◆ **WORK TO BE COMPLETED**
Search the records for the string "screenshot". Copy each line where it occurs.
*** Opening of PROVIDED ENTRIES ***
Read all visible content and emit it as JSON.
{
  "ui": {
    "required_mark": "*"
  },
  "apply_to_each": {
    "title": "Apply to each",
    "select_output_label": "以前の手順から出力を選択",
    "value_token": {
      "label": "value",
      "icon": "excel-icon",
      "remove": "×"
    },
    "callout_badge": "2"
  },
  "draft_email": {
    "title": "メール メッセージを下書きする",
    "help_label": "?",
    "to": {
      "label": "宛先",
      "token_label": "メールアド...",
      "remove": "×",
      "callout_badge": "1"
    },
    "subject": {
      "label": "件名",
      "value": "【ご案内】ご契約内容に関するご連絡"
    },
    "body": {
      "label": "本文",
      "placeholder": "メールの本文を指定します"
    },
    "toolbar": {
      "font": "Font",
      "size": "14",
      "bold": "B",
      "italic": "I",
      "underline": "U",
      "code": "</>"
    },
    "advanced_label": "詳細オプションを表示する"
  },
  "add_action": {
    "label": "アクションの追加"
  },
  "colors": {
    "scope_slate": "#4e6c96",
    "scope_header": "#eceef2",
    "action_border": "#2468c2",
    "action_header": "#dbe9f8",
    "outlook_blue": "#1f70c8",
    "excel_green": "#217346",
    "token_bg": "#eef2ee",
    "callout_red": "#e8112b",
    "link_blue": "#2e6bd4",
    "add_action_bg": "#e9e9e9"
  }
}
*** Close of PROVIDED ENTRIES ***
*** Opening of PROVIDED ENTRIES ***
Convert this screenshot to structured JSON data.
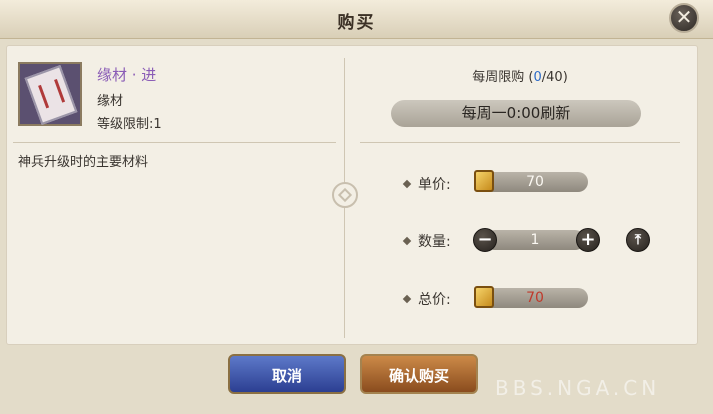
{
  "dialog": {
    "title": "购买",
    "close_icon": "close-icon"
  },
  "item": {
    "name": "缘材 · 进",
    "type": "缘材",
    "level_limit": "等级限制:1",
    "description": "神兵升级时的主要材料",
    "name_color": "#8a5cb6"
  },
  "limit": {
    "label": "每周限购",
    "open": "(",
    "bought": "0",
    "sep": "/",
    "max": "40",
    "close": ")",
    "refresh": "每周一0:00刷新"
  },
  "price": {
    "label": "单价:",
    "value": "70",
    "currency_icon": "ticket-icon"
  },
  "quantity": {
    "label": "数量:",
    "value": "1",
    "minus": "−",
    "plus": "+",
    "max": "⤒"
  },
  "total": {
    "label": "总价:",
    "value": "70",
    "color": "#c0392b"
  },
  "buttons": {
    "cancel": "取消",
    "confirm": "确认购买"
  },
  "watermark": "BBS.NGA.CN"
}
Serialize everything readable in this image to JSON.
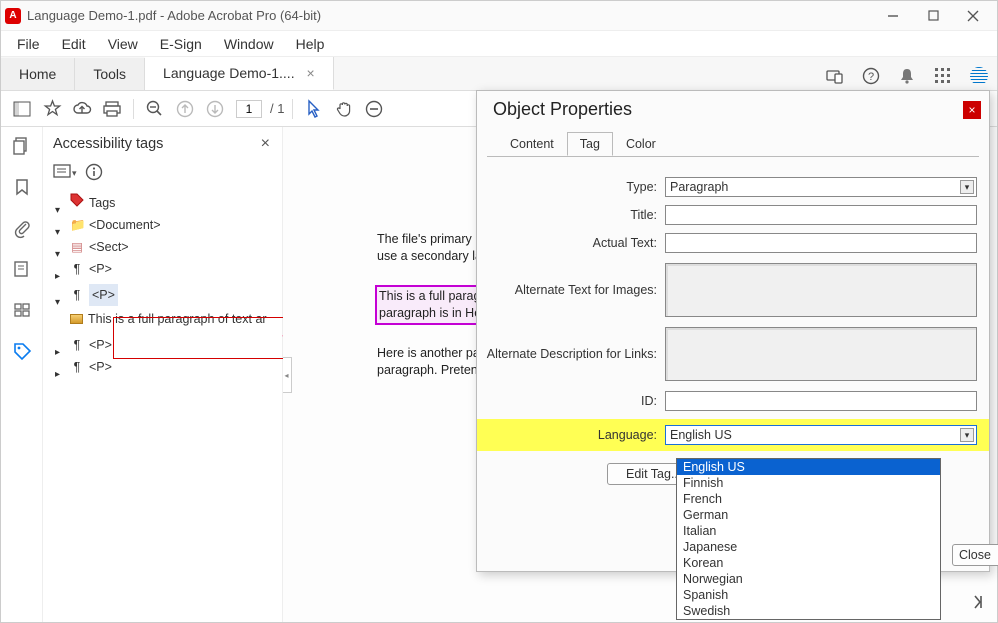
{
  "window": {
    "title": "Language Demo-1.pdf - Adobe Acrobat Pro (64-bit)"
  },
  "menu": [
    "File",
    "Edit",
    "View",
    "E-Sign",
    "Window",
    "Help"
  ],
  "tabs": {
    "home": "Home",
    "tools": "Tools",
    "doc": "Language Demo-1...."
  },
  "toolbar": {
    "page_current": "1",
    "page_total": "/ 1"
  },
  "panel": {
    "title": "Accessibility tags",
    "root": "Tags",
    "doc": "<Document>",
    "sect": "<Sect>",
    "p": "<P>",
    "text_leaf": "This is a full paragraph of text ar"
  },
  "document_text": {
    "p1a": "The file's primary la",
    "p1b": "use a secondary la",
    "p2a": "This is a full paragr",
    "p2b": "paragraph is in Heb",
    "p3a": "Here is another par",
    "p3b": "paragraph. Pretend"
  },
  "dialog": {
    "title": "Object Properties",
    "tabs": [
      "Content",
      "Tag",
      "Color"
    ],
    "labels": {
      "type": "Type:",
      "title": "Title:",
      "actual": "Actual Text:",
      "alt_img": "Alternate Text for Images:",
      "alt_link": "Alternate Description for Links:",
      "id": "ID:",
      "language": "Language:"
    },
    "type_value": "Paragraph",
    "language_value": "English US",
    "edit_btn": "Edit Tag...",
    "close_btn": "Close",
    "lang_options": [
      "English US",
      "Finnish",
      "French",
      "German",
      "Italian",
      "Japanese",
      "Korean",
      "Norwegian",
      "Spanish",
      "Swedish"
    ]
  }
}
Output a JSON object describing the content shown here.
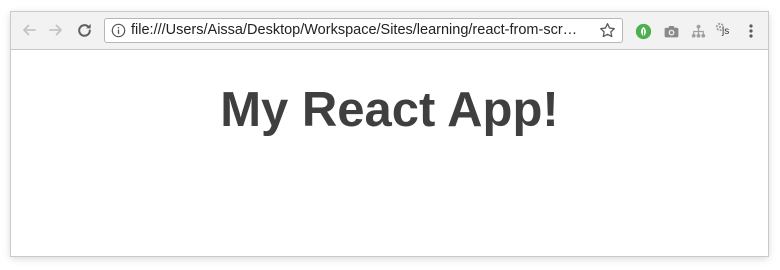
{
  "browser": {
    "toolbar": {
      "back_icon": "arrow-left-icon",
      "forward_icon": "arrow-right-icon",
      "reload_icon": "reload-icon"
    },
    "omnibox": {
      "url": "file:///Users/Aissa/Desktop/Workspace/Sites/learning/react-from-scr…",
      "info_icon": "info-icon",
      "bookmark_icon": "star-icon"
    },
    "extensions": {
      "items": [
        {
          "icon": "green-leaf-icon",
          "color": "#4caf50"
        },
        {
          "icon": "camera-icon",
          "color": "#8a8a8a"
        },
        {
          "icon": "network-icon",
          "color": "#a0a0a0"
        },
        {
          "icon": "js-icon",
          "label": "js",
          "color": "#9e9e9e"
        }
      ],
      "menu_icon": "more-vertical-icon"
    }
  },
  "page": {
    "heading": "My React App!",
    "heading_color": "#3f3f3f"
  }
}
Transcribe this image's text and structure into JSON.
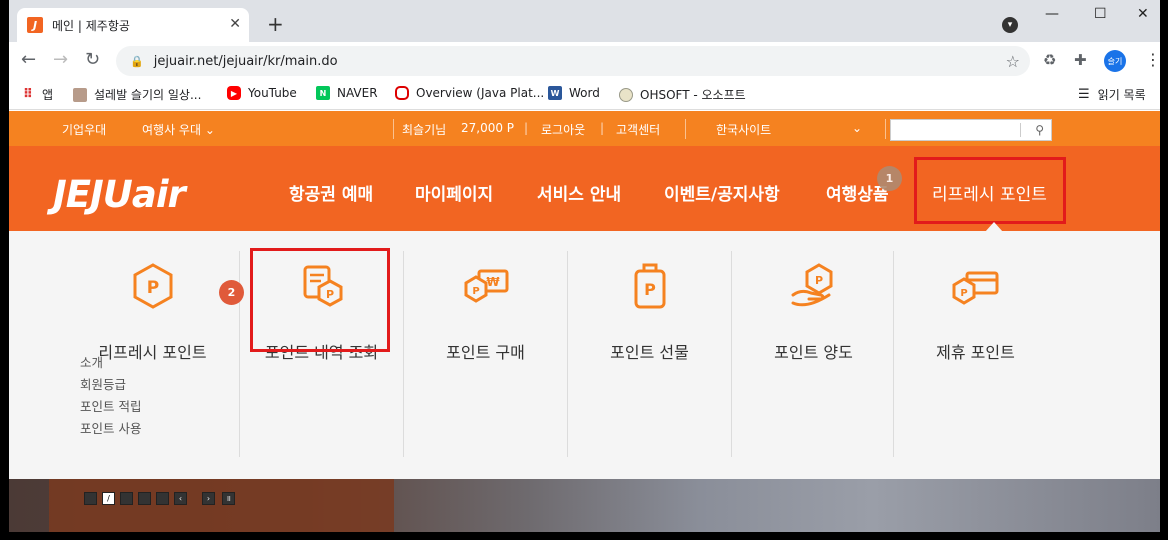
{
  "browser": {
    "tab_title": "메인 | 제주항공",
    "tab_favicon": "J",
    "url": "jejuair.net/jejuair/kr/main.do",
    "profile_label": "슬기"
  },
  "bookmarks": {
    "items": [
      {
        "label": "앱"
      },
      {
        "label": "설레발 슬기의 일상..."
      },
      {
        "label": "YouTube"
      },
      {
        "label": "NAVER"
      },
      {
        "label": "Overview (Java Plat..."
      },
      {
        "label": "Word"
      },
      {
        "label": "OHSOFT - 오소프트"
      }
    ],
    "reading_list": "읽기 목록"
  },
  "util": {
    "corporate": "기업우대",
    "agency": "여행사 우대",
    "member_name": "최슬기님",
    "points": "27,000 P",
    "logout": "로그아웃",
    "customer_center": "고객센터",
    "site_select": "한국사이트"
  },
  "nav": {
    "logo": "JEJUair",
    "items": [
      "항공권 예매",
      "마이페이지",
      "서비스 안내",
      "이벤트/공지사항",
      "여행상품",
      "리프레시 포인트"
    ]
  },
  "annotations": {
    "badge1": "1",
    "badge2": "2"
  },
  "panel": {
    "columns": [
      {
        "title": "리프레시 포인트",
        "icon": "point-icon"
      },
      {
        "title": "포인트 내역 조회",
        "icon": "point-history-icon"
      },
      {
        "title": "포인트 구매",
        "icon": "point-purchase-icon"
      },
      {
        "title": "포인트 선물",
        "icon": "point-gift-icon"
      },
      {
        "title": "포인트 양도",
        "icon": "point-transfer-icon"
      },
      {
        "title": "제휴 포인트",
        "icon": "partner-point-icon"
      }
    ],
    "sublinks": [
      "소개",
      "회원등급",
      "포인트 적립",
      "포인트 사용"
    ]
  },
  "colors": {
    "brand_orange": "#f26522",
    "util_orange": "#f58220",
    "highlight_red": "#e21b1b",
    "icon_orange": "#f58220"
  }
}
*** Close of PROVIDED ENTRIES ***
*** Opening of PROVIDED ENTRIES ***
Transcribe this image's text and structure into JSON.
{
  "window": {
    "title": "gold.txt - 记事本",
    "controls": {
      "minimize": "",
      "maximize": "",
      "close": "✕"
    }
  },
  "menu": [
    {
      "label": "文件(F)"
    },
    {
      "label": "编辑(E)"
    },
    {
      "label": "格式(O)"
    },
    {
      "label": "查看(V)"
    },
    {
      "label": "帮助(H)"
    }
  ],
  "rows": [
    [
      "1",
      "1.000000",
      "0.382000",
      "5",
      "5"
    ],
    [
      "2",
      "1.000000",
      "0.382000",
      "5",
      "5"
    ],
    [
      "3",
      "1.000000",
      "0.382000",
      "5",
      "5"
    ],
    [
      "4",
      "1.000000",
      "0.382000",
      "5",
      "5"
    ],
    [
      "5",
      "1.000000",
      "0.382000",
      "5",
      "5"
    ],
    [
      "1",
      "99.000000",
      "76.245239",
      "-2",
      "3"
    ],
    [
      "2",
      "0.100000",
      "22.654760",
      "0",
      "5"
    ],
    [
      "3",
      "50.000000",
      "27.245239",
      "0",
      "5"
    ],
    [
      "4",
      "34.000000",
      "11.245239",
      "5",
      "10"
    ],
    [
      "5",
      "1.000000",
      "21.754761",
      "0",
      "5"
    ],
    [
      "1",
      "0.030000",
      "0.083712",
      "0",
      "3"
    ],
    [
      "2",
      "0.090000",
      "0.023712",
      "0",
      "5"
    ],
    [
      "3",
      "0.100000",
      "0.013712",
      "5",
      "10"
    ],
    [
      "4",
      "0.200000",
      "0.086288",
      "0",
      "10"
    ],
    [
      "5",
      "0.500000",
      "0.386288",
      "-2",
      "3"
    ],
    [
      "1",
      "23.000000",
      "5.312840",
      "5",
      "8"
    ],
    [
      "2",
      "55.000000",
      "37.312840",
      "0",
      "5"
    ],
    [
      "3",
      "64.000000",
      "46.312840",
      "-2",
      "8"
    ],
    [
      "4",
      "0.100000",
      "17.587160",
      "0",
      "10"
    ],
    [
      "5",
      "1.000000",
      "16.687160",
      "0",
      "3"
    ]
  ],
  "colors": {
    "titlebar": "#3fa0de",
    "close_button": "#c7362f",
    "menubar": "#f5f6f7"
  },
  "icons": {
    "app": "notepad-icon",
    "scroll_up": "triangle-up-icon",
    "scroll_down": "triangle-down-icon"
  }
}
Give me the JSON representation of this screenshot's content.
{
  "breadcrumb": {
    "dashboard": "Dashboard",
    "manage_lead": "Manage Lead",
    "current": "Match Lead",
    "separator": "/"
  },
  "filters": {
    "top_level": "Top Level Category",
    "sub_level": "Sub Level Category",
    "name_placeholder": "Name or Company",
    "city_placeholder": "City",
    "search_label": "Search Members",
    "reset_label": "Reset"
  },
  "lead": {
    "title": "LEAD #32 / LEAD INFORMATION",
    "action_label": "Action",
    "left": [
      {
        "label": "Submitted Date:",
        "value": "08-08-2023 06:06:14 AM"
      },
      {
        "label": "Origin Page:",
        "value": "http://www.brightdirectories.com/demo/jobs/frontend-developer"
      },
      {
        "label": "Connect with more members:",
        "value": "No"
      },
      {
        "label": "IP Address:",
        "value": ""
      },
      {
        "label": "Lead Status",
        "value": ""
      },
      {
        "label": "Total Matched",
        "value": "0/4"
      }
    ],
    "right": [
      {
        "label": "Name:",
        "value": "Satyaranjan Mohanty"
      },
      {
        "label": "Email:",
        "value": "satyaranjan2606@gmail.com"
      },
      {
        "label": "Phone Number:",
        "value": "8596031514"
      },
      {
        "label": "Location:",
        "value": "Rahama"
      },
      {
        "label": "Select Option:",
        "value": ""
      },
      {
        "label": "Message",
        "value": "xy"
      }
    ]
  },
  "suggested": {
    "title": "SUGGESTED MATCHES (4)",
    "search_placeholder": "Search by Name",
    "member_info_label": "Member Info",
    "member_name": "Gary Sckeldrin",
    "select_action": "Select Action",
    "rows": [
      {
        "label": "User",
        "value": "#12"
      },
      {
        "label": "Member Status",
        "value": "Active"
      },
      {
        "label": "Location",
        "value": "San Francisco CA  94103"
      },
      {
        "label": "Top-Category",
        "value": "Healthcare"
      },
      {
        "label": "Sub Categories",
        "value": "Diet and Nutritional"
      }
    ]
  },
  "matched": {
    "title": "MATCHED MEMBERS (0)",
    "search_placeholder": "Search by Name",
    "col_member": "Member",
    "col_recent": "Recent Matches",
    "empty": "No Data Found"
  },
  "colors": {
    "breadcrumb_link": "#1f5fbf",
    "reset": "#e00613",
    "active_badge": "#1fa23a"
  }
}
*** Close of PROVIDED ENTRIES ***
◆ **RESULT**
Convert this screenshot to structured JSON data.
Give me the JSON representation of this screenshot's content.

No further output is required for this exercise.